- A good education is paramount. Even though there are jokes about degrees being a dime a dozen these days, you want in that club. And you want to do the best you can, unless hot tar is your cup of tea.
- The sooner you learn to fail, and recover, the better. Ed was dismissed from some jobs because, like all teen-agers, he was immature and thought he knew more than he did. Dealing with failure, and recovering, is a big step towards self-reliance, which is a critical component of any responsible adult.
Ed’s three children have all the privileges in life he did not, but they will learn the lessons he did. When they reach college age, they will take out a loan for a portion of the tuition which will be their responsibility to re-pay. If you grow up without failure, with someone always doing things for you, you cannot be self-confident; you have to know you can take care of yourself. The road to success is paved with failure. And that journey for Ed started on I-95.
Michael thanks so much! And I am in awe of your insight into the foot modeling world.

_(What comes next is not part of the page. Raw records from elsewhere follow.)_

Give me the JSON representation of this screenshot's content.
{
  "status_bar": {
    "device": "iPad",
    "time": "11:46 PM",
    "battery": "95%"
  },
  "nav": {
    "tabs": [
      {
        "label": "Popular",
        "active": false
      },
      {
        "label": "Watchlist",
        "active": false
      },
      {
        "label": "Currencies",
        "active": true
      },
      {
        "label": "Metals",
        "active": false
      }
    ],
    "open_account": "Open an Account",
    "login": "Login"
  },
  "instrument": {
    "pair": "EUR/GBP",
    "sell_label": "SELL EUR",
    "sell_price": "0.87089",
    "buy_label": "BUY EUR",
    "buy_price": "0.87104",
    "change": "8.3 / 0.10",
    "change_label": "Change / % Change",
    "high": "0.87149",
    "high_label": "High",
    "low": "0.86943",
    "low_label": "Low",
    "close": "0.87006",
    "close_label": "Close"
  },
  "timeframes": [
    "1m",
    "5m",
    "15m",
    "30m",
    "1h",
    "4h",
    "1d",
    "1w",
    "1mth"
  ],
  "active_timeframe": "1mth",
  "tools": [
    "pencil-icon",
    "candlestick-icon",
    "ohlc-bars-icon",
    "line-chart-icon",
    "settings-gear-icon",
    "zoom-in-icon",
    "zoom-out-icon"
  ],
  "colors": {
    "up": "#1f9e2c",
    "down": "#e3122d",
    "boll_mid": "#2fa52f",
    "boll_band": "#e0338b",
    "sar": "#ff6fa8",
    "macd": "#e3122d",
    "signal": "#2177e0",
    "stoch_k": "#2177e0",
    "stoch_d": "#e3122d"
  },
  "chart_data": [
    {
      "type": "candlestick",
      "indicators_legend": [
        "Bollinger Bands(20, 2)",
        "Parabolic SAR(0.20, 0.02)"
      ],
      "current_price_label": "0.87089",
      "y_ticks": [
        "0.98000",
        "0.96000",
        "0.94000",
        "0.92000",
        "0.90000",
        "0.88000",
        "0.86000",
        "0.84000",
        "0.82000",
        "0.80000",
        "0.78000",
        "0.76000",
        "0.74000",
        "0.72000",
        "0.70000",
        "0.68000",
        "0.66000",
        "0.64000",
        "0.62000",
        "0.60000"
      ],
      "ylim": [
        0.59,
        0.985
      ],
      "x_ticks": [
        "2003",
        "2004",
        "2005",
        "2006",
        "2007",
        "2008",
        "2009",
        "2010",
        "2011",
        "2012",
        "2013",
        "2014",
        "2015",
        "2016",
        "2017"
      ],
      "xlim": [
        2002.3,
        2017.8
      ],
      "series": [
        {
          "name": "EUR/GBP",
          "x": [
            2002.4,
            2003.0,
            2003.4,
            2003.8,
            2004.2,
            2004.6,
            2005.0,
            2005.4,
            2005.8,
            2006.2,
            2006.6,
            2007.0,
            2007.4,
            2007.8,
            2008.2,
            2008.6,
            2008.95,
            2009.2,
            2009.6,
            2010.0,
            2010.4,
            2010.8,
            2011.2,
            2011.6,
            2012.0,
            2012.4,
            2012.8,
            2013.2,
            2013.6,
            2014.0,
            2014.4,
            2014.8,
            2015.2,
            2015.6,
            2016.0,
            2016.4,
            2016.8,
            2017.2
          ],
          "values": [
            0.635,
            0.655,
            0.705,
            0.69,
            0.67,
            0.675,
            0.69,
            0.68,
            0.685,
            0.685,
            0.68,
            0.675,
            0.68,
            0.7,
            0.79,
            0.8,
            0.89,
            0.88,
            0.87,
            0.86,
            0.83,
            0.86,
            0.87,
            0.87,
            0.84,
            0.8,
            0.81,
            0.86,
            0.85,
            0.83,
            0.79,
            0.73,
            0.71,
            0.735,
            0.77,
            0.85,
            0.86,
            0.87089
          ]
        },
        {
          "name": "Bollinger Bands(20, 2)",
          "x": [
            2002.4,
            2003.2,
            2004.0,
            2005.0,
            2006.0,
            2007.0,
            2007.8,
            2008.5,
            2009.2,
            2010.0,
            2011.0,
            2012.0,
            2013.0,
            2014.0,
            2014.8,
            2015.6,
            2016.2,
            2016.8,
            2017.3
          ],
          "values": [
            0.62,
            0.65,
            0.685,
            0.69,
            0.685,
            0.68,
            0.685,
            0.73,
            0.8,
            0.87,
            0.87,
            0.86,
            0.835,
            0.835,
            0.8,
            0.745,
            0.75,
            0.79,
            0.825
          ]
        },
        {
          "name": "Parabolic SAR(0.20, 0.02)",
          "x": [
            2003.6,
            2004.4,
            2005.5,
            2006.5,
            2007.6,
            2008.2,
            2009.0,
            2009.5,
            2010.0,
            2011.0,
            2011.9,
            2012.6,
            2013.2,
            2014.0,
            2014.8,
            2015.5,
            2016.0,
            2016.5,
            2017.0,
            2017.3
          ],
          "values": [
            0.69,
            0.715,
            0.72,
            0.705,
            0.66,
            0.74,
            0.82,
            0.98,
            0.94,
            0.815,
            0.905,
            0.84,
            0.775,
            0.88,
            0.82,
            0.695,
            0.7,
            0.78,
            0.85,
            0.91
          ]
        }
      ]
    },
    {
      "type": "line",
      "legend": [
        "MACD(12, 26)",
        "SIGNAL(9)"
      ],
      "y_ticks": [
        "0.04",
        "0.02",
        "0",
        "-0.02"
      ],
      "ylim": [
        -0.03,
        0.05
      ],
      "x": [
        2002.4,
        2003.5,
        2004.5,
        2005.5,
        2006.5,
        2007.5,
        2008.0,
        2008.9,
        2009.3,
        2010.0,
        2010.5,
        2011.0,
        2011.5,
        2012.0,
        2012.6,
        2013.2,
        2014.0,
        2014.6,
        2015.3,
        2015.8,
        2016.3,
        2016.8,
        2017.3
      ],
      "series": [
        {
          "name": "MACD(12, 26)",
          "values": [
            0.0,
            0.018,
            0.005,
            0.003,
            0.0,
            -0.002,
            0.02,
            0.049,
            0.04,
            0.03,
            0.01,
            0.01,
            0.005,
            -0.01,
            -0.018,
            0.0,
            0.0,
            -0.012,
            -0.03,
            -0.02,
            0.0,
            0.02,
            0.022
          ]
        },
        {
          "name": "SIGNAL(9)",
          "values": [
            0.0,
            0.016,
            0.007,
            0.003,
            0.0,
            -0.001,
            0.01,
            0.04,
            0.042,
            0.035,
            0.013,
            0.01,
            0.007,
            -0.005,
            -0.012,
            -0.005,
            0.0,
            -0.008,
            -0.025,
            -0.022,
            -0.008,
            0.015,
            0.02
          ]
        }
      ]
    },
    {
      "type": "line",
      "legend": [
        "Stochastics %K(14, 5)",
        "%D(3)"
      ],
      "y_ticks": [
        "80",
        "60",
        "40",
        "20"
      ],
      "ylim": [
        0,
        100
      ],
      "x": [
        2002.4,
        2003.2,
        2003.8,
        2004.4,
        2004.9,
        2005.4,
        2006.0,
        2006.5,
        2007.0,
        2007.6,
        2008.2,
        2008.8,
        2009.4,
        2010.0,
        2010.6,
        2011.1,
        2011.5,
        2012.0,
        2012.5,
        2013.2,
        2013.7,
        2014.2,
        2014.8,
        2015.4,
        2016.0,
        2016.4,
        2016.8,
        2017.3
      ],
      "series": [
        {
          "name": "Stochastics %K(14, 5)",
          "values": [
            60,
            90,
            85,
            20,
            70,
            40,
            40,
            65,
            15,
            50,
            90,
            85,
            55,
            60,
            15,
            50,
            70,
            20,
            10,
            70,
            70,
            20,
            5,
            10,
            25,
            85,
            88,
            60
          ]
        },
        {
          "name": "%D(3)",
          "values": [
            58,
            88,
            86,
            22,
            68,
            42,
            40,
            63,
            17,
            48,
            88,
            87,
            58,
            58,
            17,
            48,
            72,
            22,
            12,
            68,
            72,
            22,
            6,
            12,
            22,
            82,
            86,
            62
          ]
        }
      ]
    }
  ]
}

Former foot models always have to fight their way back. It’s a truism in the entertainment business that no one dares discuss. Good story and well told Dandy!
Thanks, Lunch. It’s remarkable how many people are so thankful for the tough and unpopular jobs that had in high school and college.
and, I meant to add:
I-95 from NJ through Baltimore is terrible…in case anyone is looking for some work?
Great post, Dandy and terrific lessons offered, Ed.
Ed Moed’s feet: the only better looking pair in NYC than mine. I truly miss those mandals he would sport on summer Fridays.
Seriously, it’s great to share this type of background. As a former grocery bagger, busboy and waiter and someone still paying for his college education (any my daughter’s next year!), the value and ROI of working hard as a young person is immeasurable. Too many young kids today expect the world…as long as mommy and daddy pay for it. Those candidate interviews last about 10 minutes…
Persky rumors, Syd 🙂
I heard that Ed incurred his wartime injury while fighting the fearsome New Jersey guerrilla force known as the Hopatcong.
Hi Peter, yes, you are spot on. Steve was interviewed once and when asked who was the one person he knew he could always rely on in a serious situation he replied, “My business partner, Ed Moed.”
Thanks, Greg. Appreciate it very much. And yes, Ed’s quite a success story.
Even in the roughest situations — and I was in at least two workplace foxholes with Ed — he always persevered. All joking and good times aside, Ed always maintains both professionalism and a sense of responsibility.
Today’s blog is one of the best I have ever read.
Dandy, you have a way with words which had me chuckling, yet at the same time, I could sense the trials and tribulations that Ed went through to get to where he is today.
Hopefully, this will serve as a powerful message for the younger crowd such as college students who will be graduating soon and will be looking for their first jobs. One thing I learned in my professional career is that the only job I know where you start at the top is that of an undertaker.
All that hard work, sweat and perseverance has paid off Ed. Thanks for sharing.
The man’s humble right down to his artificial toes.
Thanks, Rep. Ed asked specifically to omit his stint as a foot model and his mis-hap in ‘Nam. That’s a ticklish subject. He told me he didn’t like talking about “My Left Foot.”
This is a truly poignant profile of a vastly underrated and unknown man. But, I’m surprised you left out perhaps the biggest event of Ed’s young life. As most Peppercomm employees know, Ed helped supplement his college tuition by landing a job as a successful foot model. In fact, a West Hartford mandals manufacturer called Ed the David Beckham of feet. Unfortunately, as we know, Ed was drafted, stepped on a landmine in ‘Nam and lost his right foot, forever ending what could have been a billion-dollar foot modeling career. That said, the fashion industry’s loss was PR’s gain. And, Ed’s stoicism in the aftermath of such a personal disaster defines the word noble. Two big toes up for Mr. Ed Moed!